After a short musical break, K. Roosevelt has returned in 2018 with a renewed focus and a new label deal. Previously signed to Interscope, the L.A.-based singer, songwriter, and producer has joined Def Jam, and with the move will come the material he's been cooking up over the last few years. Fans of Roosevelt will get a better picture of what that entails when he releases his self-titled EP on July 27.

For now, watch Roosevelt’s new video for “Blinding My Vision” up top, and read our Q&A with him below.

Back in March, you mentioned diving into what you called a natural reclusiveness for the last few years. How did that influence the type of music you are making at this point in your career?
I think it's always influenced the music I make because I grew up as an only child so I’ve always entertained myself. And I came from a production background. so I’ve always been pretty self-sustained. I’m reclusive in a lot of ways. And I like to execute the vision fully. I think that’s what I get out of my artistry.

What would you say inspired the record "Blinding My Vision?"
A lot of things, a lot of experiences. I wouldn’t say it’s a literal thing that happened per se—it’s not like a point-by-point journal of a thing—but it is based on a lot of different experiences I’ve had. When I was writing it, I didn’t have to work too hard. It was one of those flow state type things when I was writing, so I tried to speak to that. 

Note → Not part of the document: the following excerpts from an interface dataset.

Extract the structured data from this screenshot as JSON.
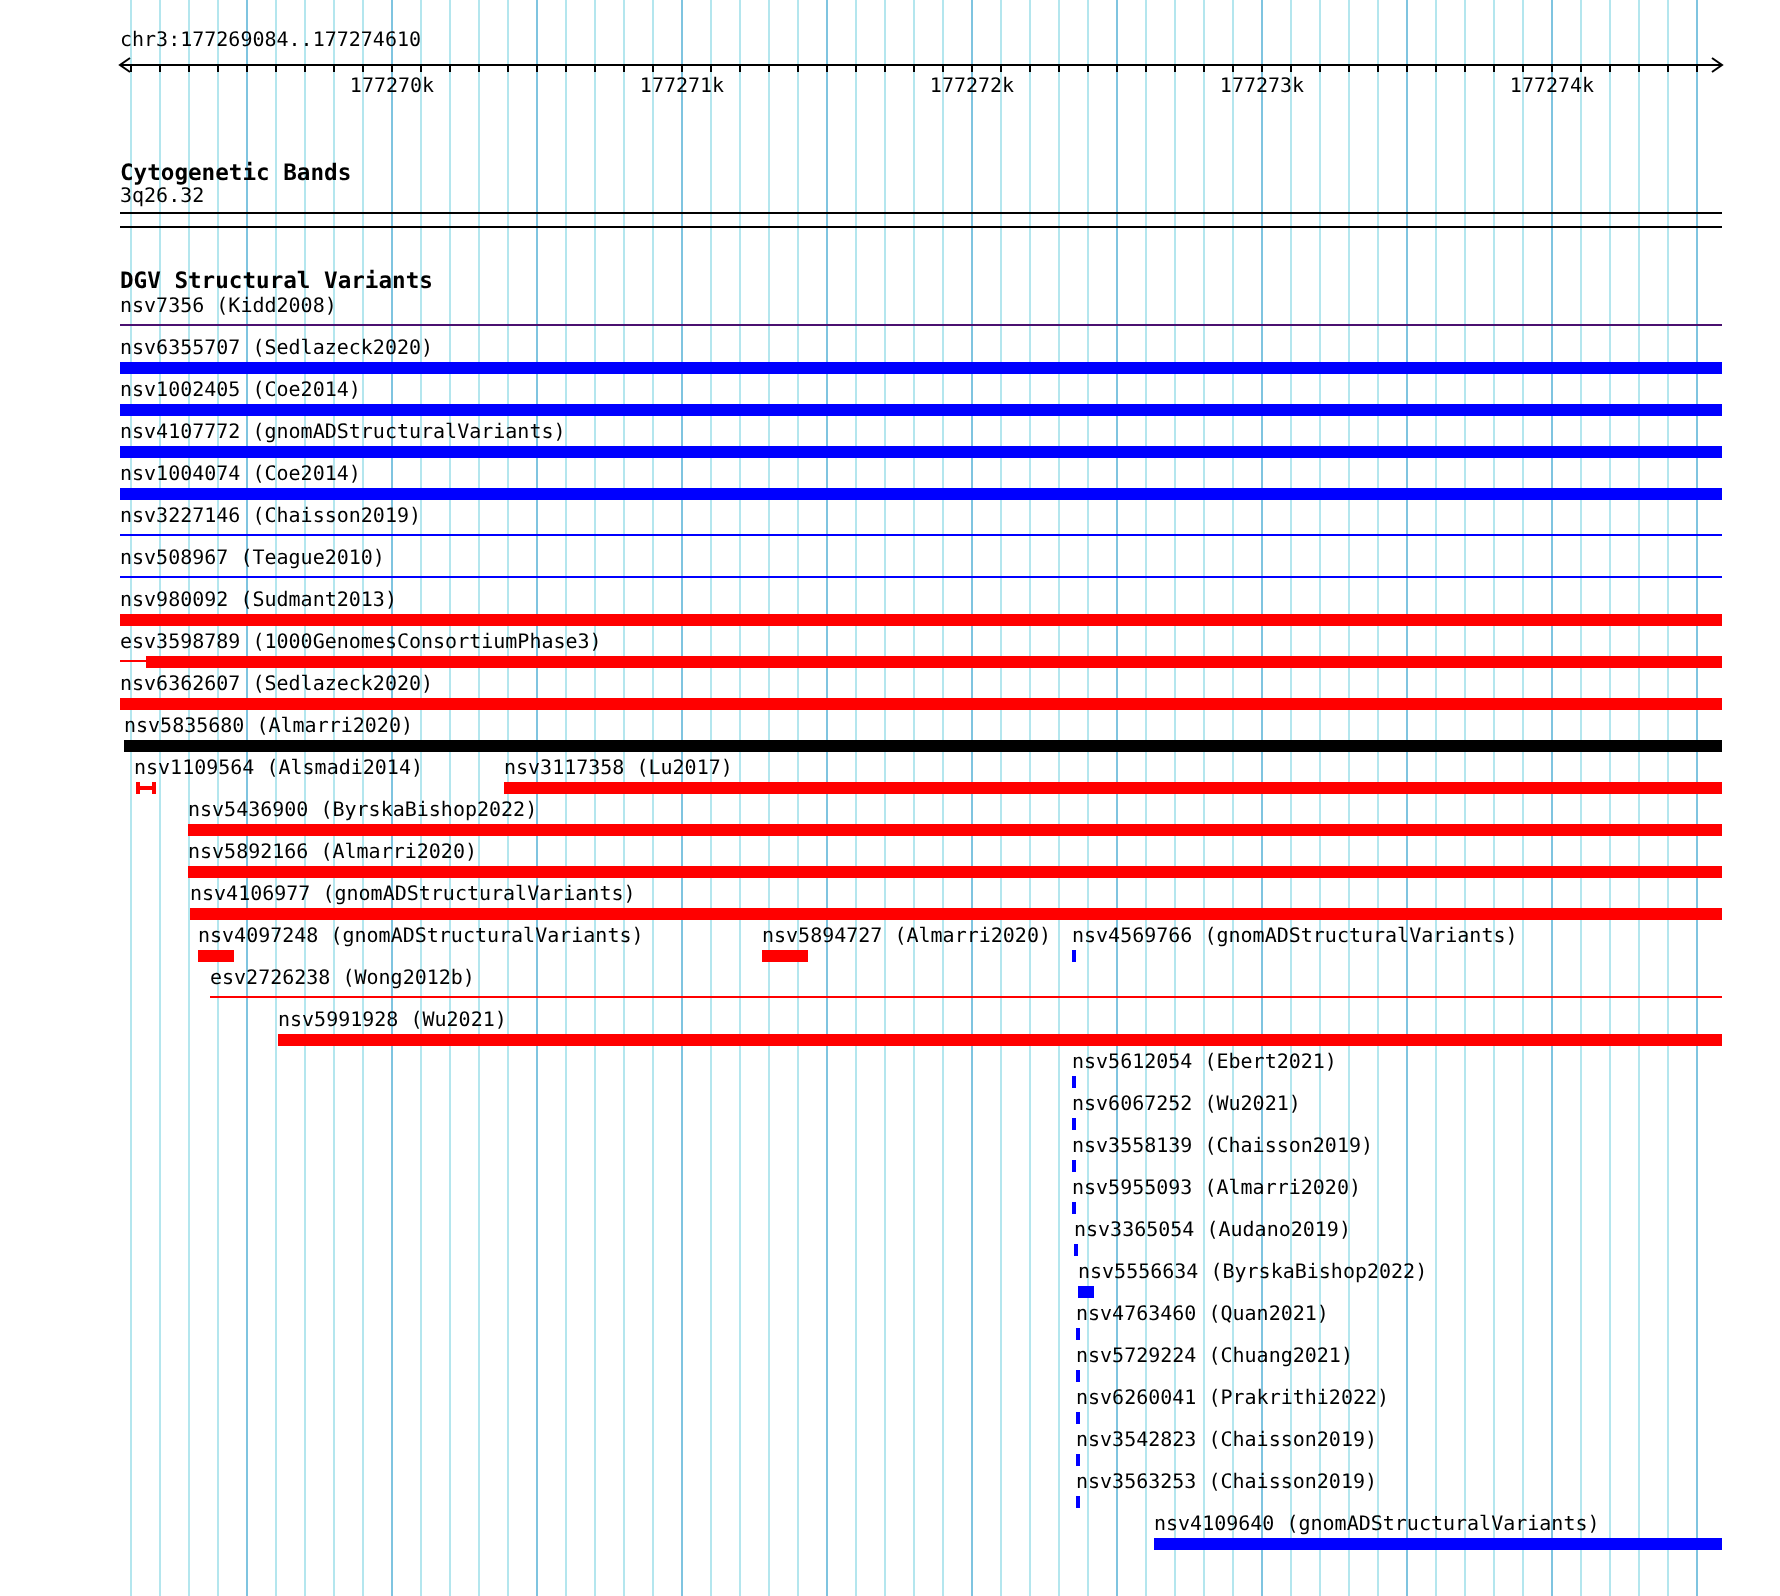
{
  "ruler": {
    "location": "chr3:177269084..177274610",
    "tick_labels": [
      "177270k",
      "177271k",
      "177272k",
      "177273k",
      "177274k"
    ]
  },
  "cytogenetic_track": {
    "title": "Cytogenetic Bands",
    "band": "3q26.32"
  },
  "variant_track": {
    "title": "DGV Structural Variants",
    "features": [
      {
        "label": "nsv7356 (Kidd2008)",
        "color": "#4a1070",
        "kind": "line"
      },
      {
        "label": "nsv6355707 (Sedlazeck2020)",
        "color": "#0000ff",
        "kind": "bar"
      },
      {
        "label": "nsv1002405 (Coe2014)",
        "color": "#0000ff",
        "kind": "bar"
      },
      {
        "label": "nsv4107772 (gnomADStructuralVariants)",
        "color": "#0000ff",
        "kind": "bar"
      },
      {
        "label": "nsv1004074 (Coe2014)",
        "color": "#0000ff",
        "kind": "bar"
      },
      {
        "label": "nsv3227146 (Chaisson2019)",
        "color": "#0000ff",
        "kind": "line"
      },
      {
        "label": "nsv508967 (Teague2010)",
        "color": "#0000ff",
        "kind": "line"
      },
      {
        "label": "nsv980092 (Sudmant2013)",
        "color": "#ff0000",
        "kind": "bar"
      },
      {
        "label": "esv3598789 (1000GenomesConsortiumPhase3)",
        "color": "#ff0000",
        "kind": "bar_tail"
      },
      {
        "label": "nsv6362607 (Sedlazeck2020)",
        "color": "#ff0000",
        "kind": "bar"
      },
      {
        "label": "nsv5835680 (Almarri2020)",
        "color": "#000000",
        "kind": "bar"
      },
      {
        "label": "nsv1109564 (Alsmadi2014)",
        "color": "#ff0000",
        "kind": "capped"
      },
      {
        "label": "nsv3117358 (Lu2017)",
        "color": "#ff0000",
        "kind": "bar"
      },
      {
        "label": "nsv5436900 (ByrskaBishop2022)",
        "color": "#ff0000",
        "kind": "bar"
      },
      {
        "label": "nsv5892166 (Almarri2020)",
        "color": "#ff0000",
        "kind": "bar"
      },
      {
        "label": "nsv4106977 (gnomADStructuralVariants)",
        "color": "#ff0000",
        "kind": "bar"
      },
      {
        "label": "nsv4097248 (gnomADStructuralVariants)",
        "color": "#ff0000",
        "kind": "bar"
      },
      {
        "label": "nsv5894727 (Almarri2020)",
        "color": "#ff0000",
        "kind": "bar"
      },
      {
        "label": "nsv4569766 (gnomADStructuralVariants)",
        "color": "#0000ff",
        "kind": "bar"
      },
      {
        "label": "esv2726238 (Wong2012b)",
        "color": "#ff0000",
        "kind": "line"
      },
      {
        "label": "nsv5991928 (Wu2021)",
        "color": "#ff0000",
        "kind": "bar"
      },
      {
        "label": "nsv5612054 (Ebert2021)",
        "color": "#0000ff",
        "kind": "bar"
      },
      {
        "label": "nsv6067252 (Wu2021)",
        "color": "#0000ff",
        "kind": "bar"
      },
      {
        "label": "nsv3558139 (Chaisson2019)",
        "color": "#0000ff",
        "kind": "bar"
      },
      {
        "label": "nsv5955093 (Almarri2020)",
        "color": "#0000ff",
        "kind": "bar"
      },
      {
        "label": "nsv3365054 (Audano2019)",
        "color": "#0000ff",
        "kind": "bar"
      },
      {
        "label": "nsv5556634 (ByrskaBishop2022)",
        "color": "#0000ff",
        "kind": "bar"
      },
      {
        "label": "nsv4763460 (Quan2021)",
        "color": "#0000ff",
        "kind": "bar"
      },
      {
        "label": "nsv5729224 (Chuang2021)",
        "color": "#0000ff",
        "kind": "bar"
      },
      {
        "label": "nsv6260041 (Prakrithi2022)",
        "color": "#0000ff",
        "kind": "bar"
      },
      {
        "label": "nsv3542823 (Chaisson2019)",
        "color": "#0000ff",
        "kind": "bar"
      },
      {
        "label": "nsv3563253 (Chaisson2019)",
        "color": "#0000ff",
        "kind": "bar"
      },
      {
        "label": "nsv4109640 (gnomADStructuralVariants)",
        "color": "#0000ff",
        "kind": "bar"
      }
    ]
  }
}
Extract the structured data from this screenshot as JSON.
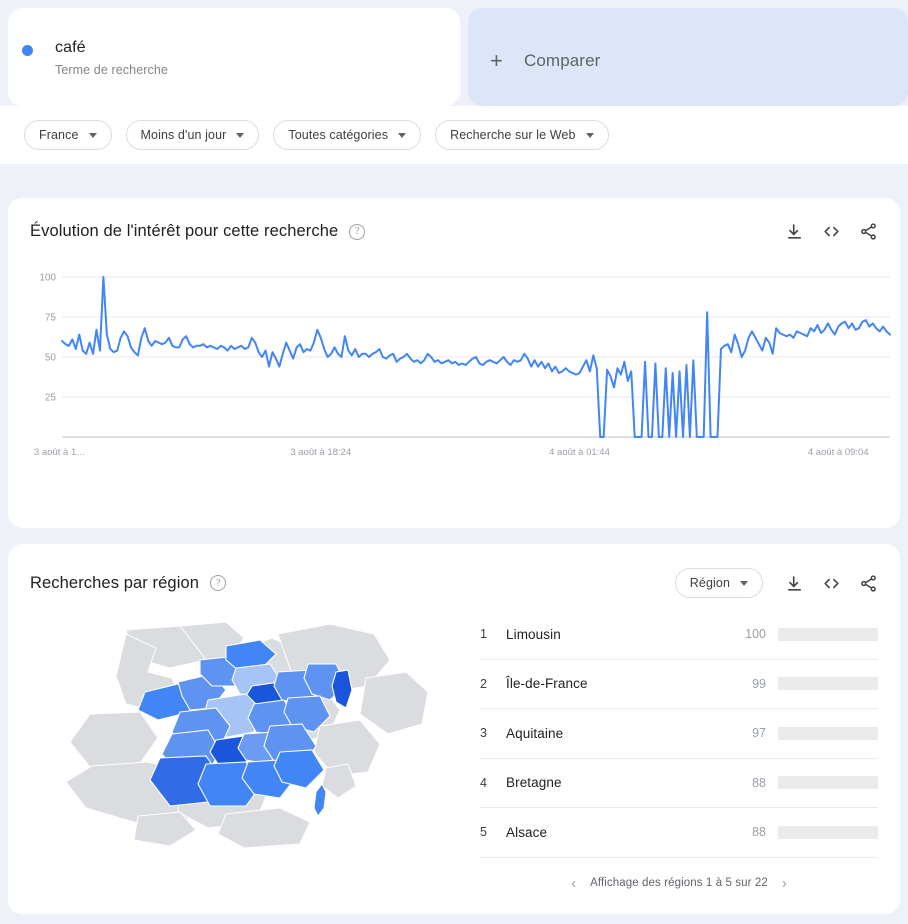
{
  "term": {
    "name": "café",
    "type_label": "Terme de recherche",
    "dot_color": "#4285f4"
  },
  "compare": {
    "label": "Comparer",
    "plus_icon": "plus-icon",
    "bg_color": "#dce6f8"
  },
  "filters": [
    {
      "label": "France",
      "icon": "chevron-down-icon"
    },
    {
      "label": "Moins d'un jour",
      "icon": "chevron-down-icon"
    },
    {
      "label": "Toutes catégories",
      "icon": "chevron-down-icon"
    },
    {
      "label": "Recherche sur le Web",
      "icon": "chevron-down-icon"
    }
  ],
  "interest_card": {
    "title": "Évolution de l'intérêt pour cette recherche",
    "help_icon": "help-circle-icon",
    "help_glyph": "?",
    "actions": [
      {
        "name": "download-icon"
      },
      {
        "name": "embed-code-icon"
      },
      {
        "name": "share-icon"
      }
    ]
  },
  "region_card": {
    "title": "Recherches par région",
    "help_icon": "help-circle-icon",
    "help_glyph": "?",
    "selector": {
      "label": "Région",
      "icon": "chevron-down-icon"
    },
    "actions": [
      {
        "name": "download-icon"
      },
      {
        "name": "embed-code-icon"
      },
      {
        "name": "share-icon"
      }
    ],
    "rows": [
      {
        "rank": "1",
        "name": "Limousin",
        "value": "100",
        "pct": 100
      },
      {
        "rank": "2",
        "name": "Île-de-France",
        "value": "99",
        "pct": 99
      },
      {
        "rank": "3",
        "name": "Aquitaine",
        "value": "97",
        "pct": 97
      },
      {
        "rank": "4",
        "name": "Bretagne",
        "value": "88",
        "pct": 88
      },
      {
        "rank": "5",
        "name": "Alsace",
        "value": "88",
        "pct": 88
      }
    ],
    "pagination": {
      "prev_icon": "chevron-left-icon",
      "next_icon": "chevron-right-icon",
      "text": "Affichage des régions 1 à 5 sur 22"
    },
    "map": {
      "name": "france-choropleth-map",
      "colors": {
        "land": "#dadce0",
        "sea": "#ffffff",
        "low": "#a6c4f6",
        "mid": "#6b9bf2",
        "high": "#4285f4",
        "max": "#1a56db"
      }
    }
  },
  "chart_data": {
    "type": "line",
    "title": "Évolution de l'intérêt pour cette recherche",
    "xlabel": "",
    "ylabel": "",
    "ylim": [
      0,
      100
    ],
    "yticks": [
      25,
      50,
      75,
      100
    ],
    "ytick_labels": [
      "25",
      "50",
      "75",
      "100"
    ],
    "grid": true,
    "legend": "none",
    "line_color": "#4285f4",
    "xtick_labels": [
      "3 août à 1…",
      "3 août à 18:24",
      "4 août à 01:44",
      "4 août à 09:04"
    ],
    "xtick_positions": [
      0,
      0.3125,
      0.625,
      0.9375
    ],
    "series": [
      {
        "name": "café",
        "values": [
          60,
          58,
          57,
          61,
          55,
          64,
          54,
          52,
          59,
          52,
          67,
          54,
          100,
          64,
          55,
          53,
          54,
          62,
          66,
          63,
          56,
          53,
          51,
          62,
          68,
          60,
          57,
          60,
          59,
          58,
          59,
          62,
          57,
          56,
          56,
          61,
          63,
          58,
          56,
          57,
          57,
          58,
          56,
          57,
          56,
          55,
          57,
          56,
          54,
          57,
          55,
          56,
          57,
          55,
          56,
          62,
          59,
          53,
          50,
          54,
          44,
          53,
          49,
          44,
          52,
          59,
          54,
          49,
          56,
          58,
          53,
          55,
          54,
          59,
          67,
          62,
          55,
          50,
          52,
          56,
          52,
          50,
          63,
          54,
          51,
          55,
          50,
          52,
          52,
          50,
          52,
          53,
          55,
          50,
          49,
          51,
          52,
          47,
          49,
          50,
          52,
          49,
          47,
          48,
          46,
          48,
          52,
          50,
          47,
          48,
          46,
          47,
          48,
          46,
          47,
          45,
          46,
          45,
          47,
          49,
          50,
          46,
          45,
          47,
          48,
          47,
          46,
          48,
          50,
          47,
          45,
          48,
          47,
          48,
          52,
          49,
          44,
          48,
          44,
          47,
          43,
          46,
          41,
          44,
          40,
          41,
          43,
          41,
          40,
          39,
          40,
          44,
          48,
          41,
          51,
          43,
          0,
          0,
          42,
          38,
          31,
          43,
          39,
          47,
          35,
          41,
          0,
          0,
          0,
          47,
          0,
          0,
          46,
          0,
          0,
          43,
          0,
          40,
          0,
          41,
          0,
          45,
          0,
          48,
          0,
          0,
          0,
          78,
          0,
          0,
          0,
          55,
          57,
          58,
          53,
          64,
          58,
          50,
          54,
          62,
          66,
          62,
          58,
          54,
          62,
          59,
          52,
          68,
          65,
          64,
          63,
          64,
          62,
          66,
          65,
          64,
          63,
          68,
          66,
          70,
          65,
          67,
          71,
          67,
          64,
          69,
          71,
          72,
          68,
          71,
          67,
          68,
          72,
          73,
          69,
          71,
          68,
          66,
          69,
          66,
          64
        ]
      }
    ]
  }
}
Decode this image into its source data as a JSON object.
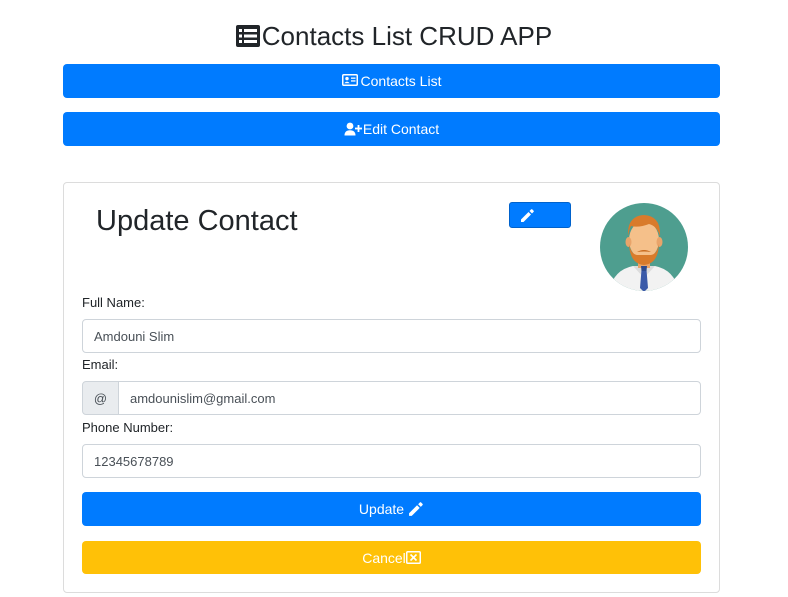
{
  "app": {
    "title": "Contacts List CRUD APP",
    "title_icon": "list-icon"
  },
  "nav": {
    "contacts_list_label": "Contacts List",
    "contacts_list_icon": "address-card-icon",
    "edit_contact_label": "Edit Contact",
    "edit_contact_icon": "user-plus-icon"
  },
  "card": {
    "title": "Update Contact",
    "edit_icon": "pencil-icon",
    "avatar_icon": "bearded-man-avatar"
  },
  "form": {
    "full_name_label": "Full Name:",
    "full_name_value": "Amdouni Slim",
    "email_label": "Email:",
    "email_prefix": "@",
    "email_value": "amdounislim@gmail.com",
    "phone_label": "Phone Number:",
    "phone_value": "12345678789",
    "update_label": "Update",
    "cancel_label": "Cancel"
  },
  "colors": {
    "primary": "#007bff",
    "warning": "#ffc107",
    "avatar_bg": "#4e9e8f"
  }
}
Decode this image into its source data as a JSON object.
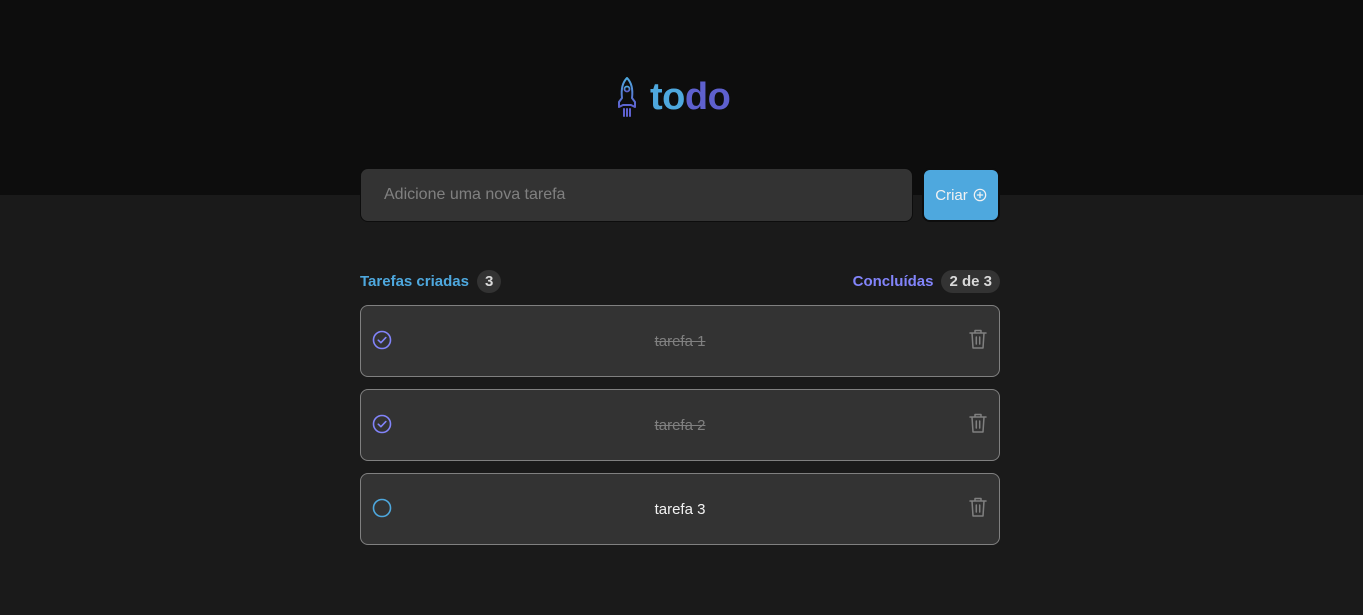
{
  "app": {
    "logo_to": "to",
    "logo_do": "do"
  },
  "new_task": {
    "placeholder": "Adicione uma nova tarefa",
    "value": "",
    "create_label": "Criar"
  },
  "counters": {
    "created_label": "Tarefas criadas",
    "created_count": "3",
    "done_label": "Concluídas",
    "done_count": "2 de 3"
  },
  "tasks": [
    {
      "text": "tarefa 1",
      "completed": true
    },
    {
      "text": "tarefa 2",
      "completed": true
    },
    {
      "text": "tarefa 3",
      "completed": false
    }
  ],
  "colors": {
    "blue": "#4ea8de",
    "purple": "#5e60ce",
    "purple_light": "#8284fa",
    "gray_100": "#f2f2f2",
    "gray_400": "#808080",
    "gray_500": "#333333",
    "gray_600": "#1a1a1a",
    "gray_700": "#0d0d0d"
  },
  "icons": {
    "logo": "rocket-icon",
    "create": "plus-circle-icon",
    "checked": "check-circle-icon",
    "unchecked": "circle-icon",
    "delete": "trash-icon"
  }
}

For the video, it switches back and forth from a woman swimming in a pool to you having a performance in a living room. What were you trying to convey with that?
Definitely just creating a more abstract vibe that visually mirrors the song, even if it's not a verbatim story. But also, the mood of it focuses on the girl in the video, and the band is almost in the background. 

You keep the continuity going from the first video for "Adrenaline" to "Blinding My Vision," because they are both shot on Kodak Super 8. In a way, you are kind of telling a story across these songs and videos. What was behind taking that specific visual approach? 
That was [director] Sean Brown’s idea. When we were conceptualizing the visuals we had a few ideas—a lot of them ended up in the [final video]—and we brought those to Sean Brown and he completed them and brought them to life in the 8mm and framing and everything. A lot of that was his vision. But we wanted an organic feel and something that felt visually as good and matched with the records and felt accurate to what I wanted to do artistically. 

Where does the EP fit into what you have planned going forward?
Definitely shows, more music, just more of me in general. Like you said, I have been more reclusive, but at the same time I haven't stopped working and creating and doing what I’ve done. I've just done it more so behind-the-scenes. But now I have a lot of stuff to put out and a lot of ideas that I have conceptualized.